Designing a web site is defined as the arrangement and creation of web pages that in turn make up a web site. A web page consists of information for which the web site is developed. A web site might be compared to a book, where each page of the book is a web page.
Due to the rapid development of the Internet, new aspects emerge for designing concerns. For non-commercial web sites, the goals may vary depending on the desired exposure and response. For typical commercial web sites, the basic aspects of design are:
The content: the substance, and information on the site should be relevant to the site and should target the area of the public that the website is concerned with.
The usability: the site should be user-friendly, with the interface and navigation simple and reliable.
The appearance: the graphics and text should include a single style that flows throughout, to show consistency. The style should be professional, appealing and relevant.
The visibility: the site must also be easy to find via most, if not all, major search engines and advertisement media.
Today, there’s a Web 2.0 term you may encounter upon browsing the world of web designing and development. Web 2.0 simply refers to a large set of ideas and techniques behind many new web sites and services which encourage user interaction, communication, and collaboration.
Let’s get into basic!
Building a site on the World Wide Web requires more than simply learning the HTML(HyperText Markup Language) language and starting out. You need to get a place to put your Web pages. A Web Hosting is where you put your website and all the Web pages. While it’s possible to build a website on your personal computer and never move it online, it’s somewhat pointless. No one but you will ever be able to see it. So the first thing you’ll want to do is find a Web hosting provider.
Here are a list of some noticeable web hosting services that rocks the internet nowadays (There’s so many of them to be on the list, you may try to add if you like what’s the best for you but here for a quick list):
For a beginner, you’re not required to go for a paid hosting. Look for a free webhosting on your favorite search engine, ie. Google or Yahoo, and signup for a free web hosting service. Readers of this post may comment/recommend some good free web hosting and it’s up to you to decide which one you choose.
For a quick list:
2. Plan Your Website
Once you have your free webhosting, you can start now planning your site. To begin with, plan out the basic structures of your site.

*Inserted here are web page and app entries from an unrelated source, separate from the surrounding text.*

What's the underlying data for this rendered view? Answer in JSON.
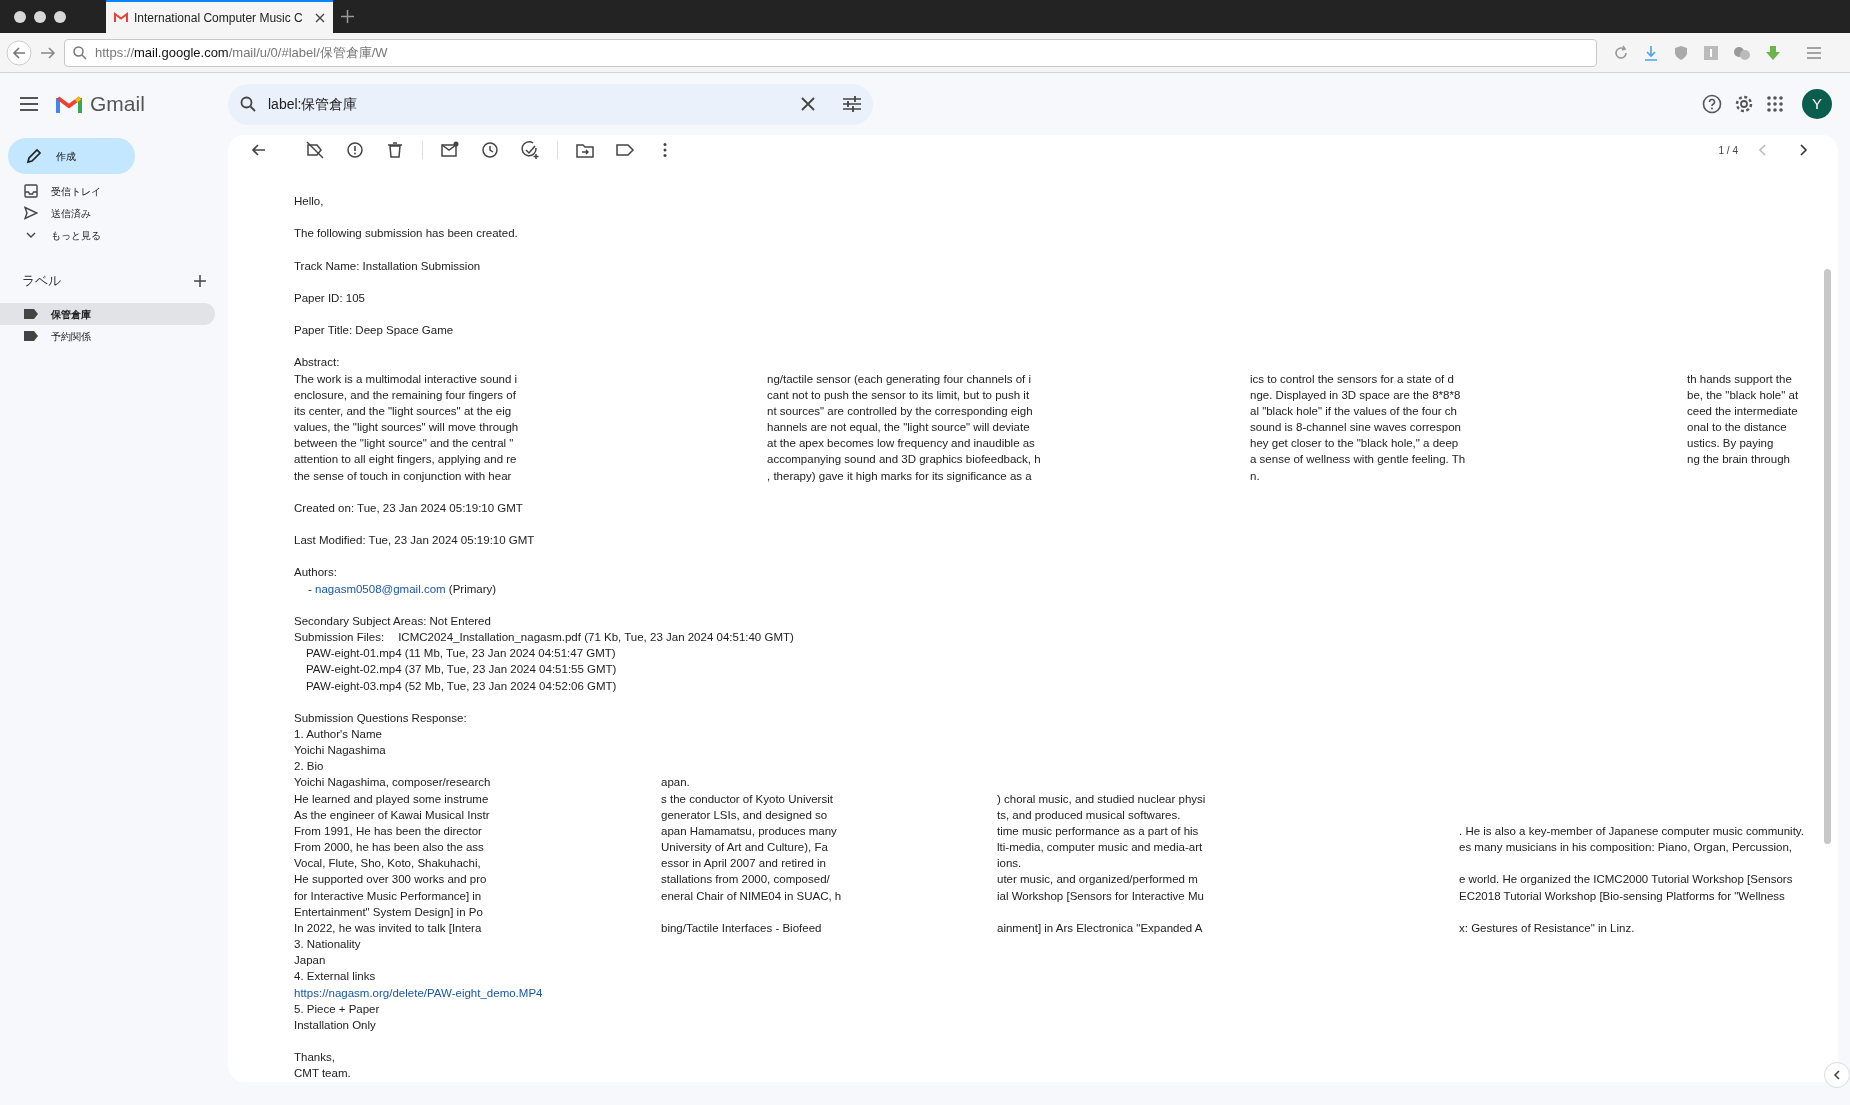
{
  "browser": {
    "tab_title": "International Computer Music C",
    "url": {
      "scheme": "https://",
      "host": "mail.google.com",
      "path": "/mail/u/0/#label/保管倉庫/W"
    }
  },
  "app": {
    "name": "Gmail",
    "search": {
      "value": "label:保管倉庫"
    },
    "avatar": "Y"
  },
  "sidebar": {
    "compose": "作成",
    "items": [
      {
        "label": "受信トレイ"
      },
      {
        "label": "送信済み"
      },
      {
        "label": "もっと見る"
      }
    ],
    "labels_heading": "ラベル",
    "labels": [
      {
        "label": "保管倉庫",
        "selected": true
      },
      {
        "label": "予約関係",
        "selected": false
      }
    ]
  },
  "toolbar": {
    "pagination": "1 / 4",
    "prev_disabled": true,
    "next_disabled": false
  },
  "message": {
    "paragraphs": [
      [
        {
          "kind": "text",
          "text": "Hello,"
        }
      ],
      [
        {
          "kind": "text",
          "text": "The following submission has been created."
        }
      ],
      [
        {
          "kind": "text",
          "text": "Track Name: Installation Submission"
        }
      ],
      [
        {
          "kind": "text",
          "text": "Paper ID: 105"
        }
      ],
      [
        {
          "kind": "text",
          "text": "Paper Title: Deep Space Game"
        }
      ],
      [
        {
          "kind": "text",
          "text": "Abstract:"
        },
        {
          "kind": "abstract_row",
          "cells": [
            "The work is a multimodal interactive sound i",
            "ng/tactile sensor (each generating four channels of i",
            "ics to control the sensors for a state of d",
            "th hands support the"
          ]
        },
        {
          "kind": "abstract_row",
          "cells": [
            "enclosure, and the remaining four fingers of",
            "cant not to push the sensor to its limit, but to push it",
            "nge. Displayed in 3D space are the 8*8*8",
            "be, the \"black hole\" at"
          ]
        },
        {
          "kind": "abstract_row",
          "cells": [
            "its center, and the \"light sources\" at the eig",
            "nt sources\" are controlled by the corresponding eigh",
            "al \"black hole\" if the values of the four ch",
            "ceed the intermediate"
          ]
        },
        {
          "kind": "abstract_row",
          "cells": [
            "values, the \"light sources\" will move through",
            "hannels are not equal, the \"light source\" will deviate",
            "sound is 8-channel sine waves correspon",
            "onal to the distance"
          ]
        },
        {
          "kind": "abstract_row",
          "cells": [
            "between the \"light source\" and the central \"",
            "at the apex becomes low frequency and inaudible as",
            "hey get closer to the \"black hole,\" a deep",
            "ustics. By paying"
          ]
        },
        {
          "kind": "abstract_row",
          "cells": [
            "attention to all eight fingers, applying and re",
            "accompanying sound and 3D graphics biofeedback, h",
            "a sense of wellness with gentle feeling. Th",
            "ng the brain through"
          ]
        },
        {
          "kind": "abstract_row",
          "cells": [
            "the sense of touch in conjunction with hear",
            ", therapy) gave it high marks for its significance as a",
            "n.",
            null
          ]
        }
      ],
      [
        {
          "kind": "text",
          "text": "Created on: Tue, 23 Jan 2024 05:19:10 GMT"
        }
      ],
      [
        {
          "kind": "text",
          "text": "Last Modified: Tue, 23 Jan 2024 05:19:10 GMT"
        }
      ],
      [
        {
          "kind": "text",
          "text": "Authors:"
        },
        {
          "kind": "author",
          "bullet": "-",
          "email": "nagasm0508@gmail.com",
          "role": "(Primary)"
        }
      ],
      [
        {
          "kind": "text",
          "text": "Secondary Subject Areas: Not Entered"
        },
        {
          "kind": "files",
          "label": "Submission Files:",
          "value": "ICMC2024_Installation_nagasm.pdf (71 Kb, Tue, 23 Jan 2024 04:51:40 GMT)"
        },
        {
          "kind": "indent",
          "text": "PAW-eight-01.mp4 (11 Mb, Tue, 23 Jan 2024 04:51:47 GMT)"
        },
        {
          "kind": "indent",
          "text": "PAW-eight-02.mp4 (37 Mb, Tue, 23 Jan 2024 04:51:55 GMT)"
        },
        {
          "kind": "indent",
          "text": "PAW-eight-03.mp4 (52 Mb, Tue, 23 Jan 2024 04:52:06 GMT)"
        }
      ],
      [
        {
          "kind": "text",
          "text": "Submission Questions Response:"
        },
        {
          "kind": "text",
          "text": "1. Author's Name"
        },
        {
          "kind": "text",
          "text": "Yoichi Nagashima"
        },
        {
          "kind": "text",
          "text": "2. Bio"
        },
        {
          "kind": "bio_row",
          "cells": [
            "Yoichi Nagashima, composer/research",
            "apan.",
            null,
            null
          ]
        },
        {
          "kind": "bio_row",
          "cells": [
            "He learned and played some instrume",
            "s the conductor of Kyoto Universit",
            ") choral music, and studied nuclear physi",
            null
          ]
        },
        {
          "kind": "bio_row",
          "cells": [
            "As the engineer of Kawai Musical Instr",
            "generator LSIs, and designed so",
            "ts, and produced musical softwares.",
            null
          ]
        },
        {
          "kind": "bio_row",
          "cells": [
            "From 1991, He has been the director",
            "apan Hamamatsu, produces many",
            "time music performance as a part of his",
            ". He is also a key-member of Japanese computer music community."
          ]
        },
        {
          "kind": "bio_row",
          "cells": [
            "From 2000, he has been also the ass",
            "University of Art and Culture), Fa",
            "lti-media, computer music and media-art",
            "es many musicians in his composition: Piano, Organ, Percussion,"
          ]
        },
        {
          "kind": "bio_row",
          "cells": [
            "Vocal, Flute, Sho, Koto, Shakuhachi,",
            "essor in April 2007 and retired in",
            "ions.",
            null
          ]
        },
        {
          "kind": "bio_row",
          "cells": [
            "He supported over 300 works and pro",
            "stallations from 2000, composed/",
            "uter music, and organized/performed m",
            "e world. He organized the ICMC2000 Tutorial Workshop [Sensors"
          ]
        },
        {
          "kind": "bio_row",
          "cells": [
            "for Interactive Music Performance] in",
            "eneral Chair of NIME04 in SUAC, h",
            "ial Workshop [Sensors for Interactive Mu",
            "EC2018 Tutorial Workshop [Bio-sensing Platforms for \"Wellness"
          ]
        },
        {
          "kind": "bio_row",
          "cells": [
            "Entertainment\" System Design] in Po",
            null,
            null,
            null
          ]
        },
        {
          "kind": "bio_row",
          "cells": [
            "In 2022, he was invited to talk [Intera",
            "bing/Tactile Interfaces - Biofeed",
            "ainment] in Ars Electronica \"Expanded A",
            "x: Gestures of Resistance\" in Linz."
          ]
        },
        {
          "kind": "text",
          "text": "3. Nationality"
        },
        {
          "kind": "text",
          "text": "Japan"
        },
        {
          "kind": "text",
          "text": "4. External links"
        },
        {
          "kind": "link",
          "text": "https://nagasm.org/delete/PAW-eight_demo.MP4"
        },
        {
          "kind": "text",
          "text": "5. Piece + Paper"
        },
        {
          "kind": "text",
          "text": "Installation Only"
        }
      ],
      [
        {
          "kind": "text",
          "text": "Thanks,"
        },
        {
          "kind": "text",
          "text": "CMT team."
        }
      ]
    ]
  }
}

A. The Navigation
– putting up good navigation on your Web sites allows your readers to easily find their way around. These articles and links will help you create the best possible navigation on your site. Example of good navigations for a basic web site are:

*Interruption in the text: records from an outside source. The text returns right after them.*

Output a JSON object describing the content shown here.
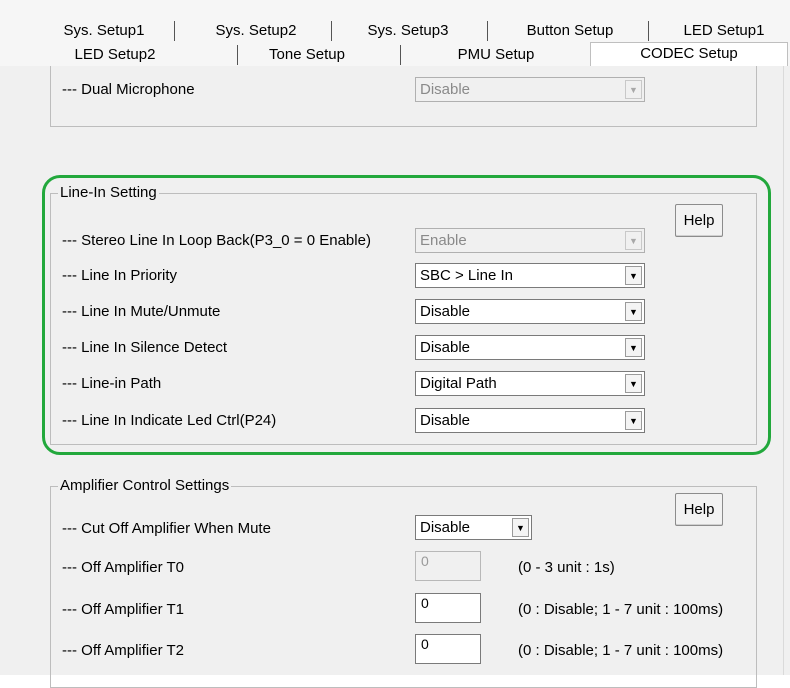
{
  "tabs": {
    "row1": [
      "Sys. Setup1",
      "Sys. Setup2",
      "Sys. Setup3",
      "Button Setup",
      "LED Setup1"
    ],
    "row2": [
      "LED Setup2",
      "Tone Setup",
      "PMU Setup",
      "CODEC Setup"
    ],
    "active": "CODEC Setup"
  },
  "top_section": {
    "dual_mic_label": "--- Dual Microphone",
    "dual_mic_value": "Disable"
  },
  "line_in": {
    "title": "Line-In Setting",
    "help": "Help",
    "rows": [
      {
        "label": "--- Stereo Line In Loop Back(P3_0 = 0 Enable)",
        "value": "Enable"
      },
      {
        "label": "--- Line In Priority",
        "value": "SBC > Line In"
      },
      {
        "label": "--- Line In Mute/Unmute",
        "value": "Disable"
      },
      {
        "label": "--- Line In Silence Detect",
        "value": "Disable"
      },
      {
        "label": "--- Line-in Path",
        "value": "Digital Path"
      },
      {
        "label": "--- Line In Indicate Led Ctrl(P24)",
        "value": "Disable"
      }
    ]
  },
  "amp": {
    "title": "Amplifier Control Settings",
    "help": "Help",
    "cut_off_label": "--- Cut Off Amplifier When Mute",
    "cut_off_value": "Disable",
    "t0_label": "--- Off Amplifier T0",
    "t0_value": "0",
    "t0_hint": "(0 - 3 unit : 1s)",
    "t1_label": "--- Off Amplifier T1",
    "t1_value": "0",
    "t1_hint": "(0 : Disable; 1 - 7 unit : 100ms)",
    "t2_label": "--- Off Amplifier T2",
    "t2_value": "0",
    "t2_hint": "(0 : Disable; 1 - 7 unit : 100ms)"
  },
  "colors": {
    "highlight": "#22a83c"
  }
}
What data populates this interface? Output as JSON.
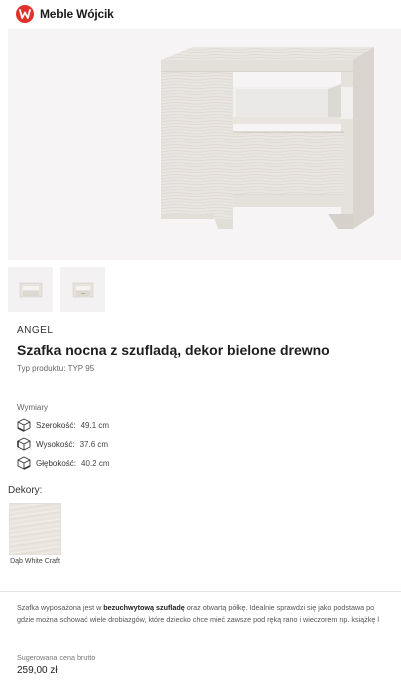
{
  "header": {
    "logo_text": "Meble Wójcik"
  },
  "product": {
    "brand": "ANGEL",
    "title": "Szafka nocna z szufladą, dekor bielone drewno",
    "type_label": "Typ produktu:",
    "type_value": "TYP 95"
  },
  "dimensions": {
    "heading": "Wymiary",
    "items": [
      {
        "label": "Szerokość:",
        "value": "49.1 cm"
      },
      {
        "label": "Wysokość:",
        "value": "37.6 cm"
      },
      {
        "label": "Głębokość:",
        "value": "40.2 cm"
      }
    ]
  },
  "decors": {
    "heading": "Dekory:",
    "items": [
      {
        "label": "Dąb White Craft"
      }
    ]
  },
  "description": {
    "line1_pre": "Szafka wyposażona jest w ",
    "line1_bold": "bezuchwytową szufladę",
    "line1_post": " oraz otwartą półkę. Idealnie sprawdzi się jako podstawa po",
    "line2": "gdzie można schować wiele drobiazgów, które dziecko chce mieć zawsze pod ręką rano i wieczorem np. książkę l"
  },
  "price": {
    "label": "Sugerowana cena brutto",
    "value": "259,00 zł"
  },
  "colors": {
    "brand_red": "#e0312a",
    "wood_light": "#e9e6e1"
  }
}
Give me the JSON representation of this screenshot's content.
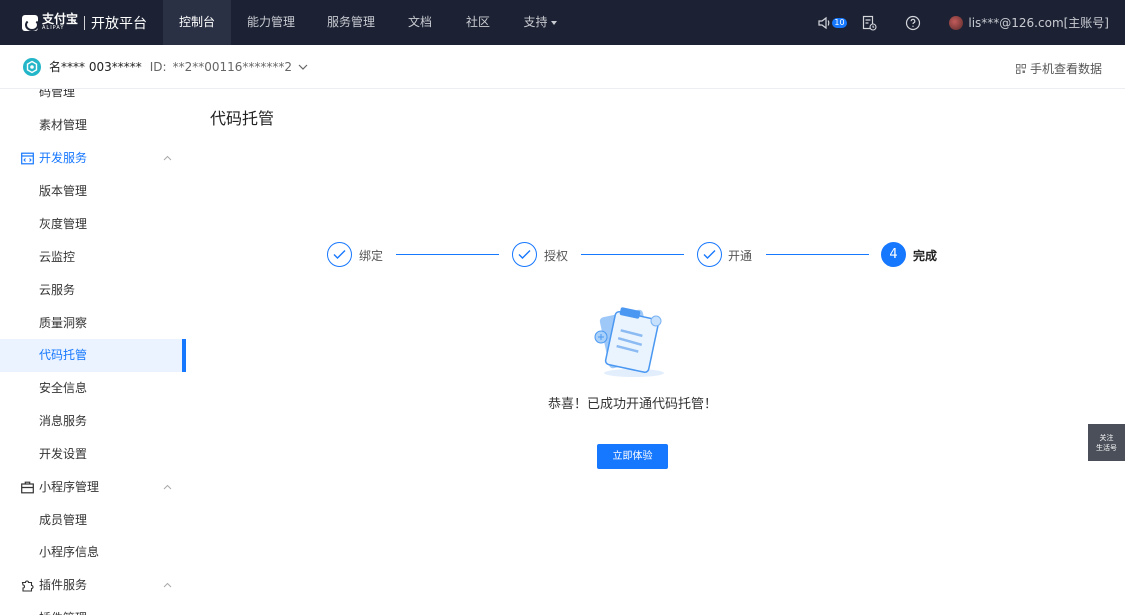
{
  "topnav": {
    "logo_cn": "支付宝",
    "logo_en": "ALIPAY",
    "platform": "开放平台",
    "items": [
      "控制台",
      "能力管理",
      "服务管理",
      "文档",
      "社区",
      "支持"
    ],
    "notification_count": "10",
    "user": "lis***@126.com[主账号]"
  },
  "subbar": {
    "app_name": "名**** 003*****",
    "app_id_label": "ID:",
    "app_id": "**2**00116*******2",
    "mobile_data": "手机查看数据"
  },
  "sidebar": {
    "items": [
      {
        "label": "码管理",
        "type": "child"
      },
      {
        "label": "素材管理",
        "type": "child"
      },
      {
        "label": "开发服务",
        "type": "group"
      },
      {
        "label": "版本管理",
        "type": "child"
      },
      {
        "label": "灰度管理",
        "type": "child"
      },
      {
        "label": "云监控",
        "type": "child"
      },
      {
        "label": "云服务",
        "type": "child"
      },
      {
        "label": "质量洞察",
        "type": "child"
      },
      {
        "label": "代码托管",
        "type": "child",
        "active": true
      },
      {
        "label": "安全信息",
        "type": "child"
      },
      {
        "label": "消息服务",
        "type": "child"
      },
      {
        "label": "开发设置",
        "type": "child"
      },
      {
        "label": "小程序管理",
        "type": "group"
      },
      {
        "label": "成员管理",
        "type": "child"
      },
      {
        "label": "小程序信息",
        "type": "child"
      },
      {
        "label": "插件服务",
        "type": "group"
      },
      {
        "label": "插件管理",
        "type": "child"
      }
    ]
  },
  "main": {
    "title": "代码托管",
    "steps": [
      {
        "label": "绑定",
        "status": "done"
      },
      {
        "label": "授权",
        "status": "done"
      },
      {
        "label": "开通",
        "status": "done"
      },
      {
        "label": "完成",
        "status": "current",
        "number": "4"
      }
    ],
    "success_message": "恭喜！已成功开通代码托管！",
    "cta_label": "立即体验"
  },
  "float_tab": {
    "line1": "关注",
    "line2": "生活号"
  },
  "colors": {
    "accent": "#1677ff",
    "topnav_bg": "#1c2233",
    "active_bg": "#eaf3ff"
  }
}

Home (the main or first page of a web site, typically with hyperlinks to the other pages.)
About (the page where you put the information about you should be linked on this navigation)
Portfolio (if you are giving services like graphic & web designs or any other type of services, it is a good idea to put those finish works here)
Contact (and for them to keep in touch!)
B. The Design
– This is one of the main factors that could attract your viewers. It is the atmosphere of the viewers, so having a good atmosphere for them makes them feel at home.
C. The Content
– Coming up what to write about is the most sticky part. Here’s a site covering some hard points about how to write effectively for your website.
3. Design your site
Design is more than just slapping HTML tags up onto a page, and using these principles will help you build more pleasing and useful designs. Following the principles of design will help you practice the professionality of a good designer.
- A. Balance is the distribution of heavy and light elements on the page. Larger, darker elements appear heavier in the design than smaller, lighter elements. The principle of balance shows you how to lay out your pages so that they work.
- B. When most people think of Contrast, they typically think of colors or black and white. But there is more to contrast than color. You can have contrasting shapes (square vs. circle), or contrasting sizes (large vs. small), or contrasting textures (smooth vs. rough).
- C. Emphasis is what the eye is drawn to in a design. It’s tempting to give everything equal emphasis or try to emphasize everything in a design, but this ends up making the design bland and flat. Instead, as a designer you should determine the hierarchy of the page and then apply the emphasis to the elements based on that hierarchy.
- D. Rhythm is also called repetition. Rhythm brings an internal consistency to your Web designs. Patterns are easy for humans to comprehend, and repetition provides patterns that make your site easier to comprehend.
- E. Unity is also called proximity. It is the principle of keeping like elements together and diverse elements further apart. Unity pulls elements together.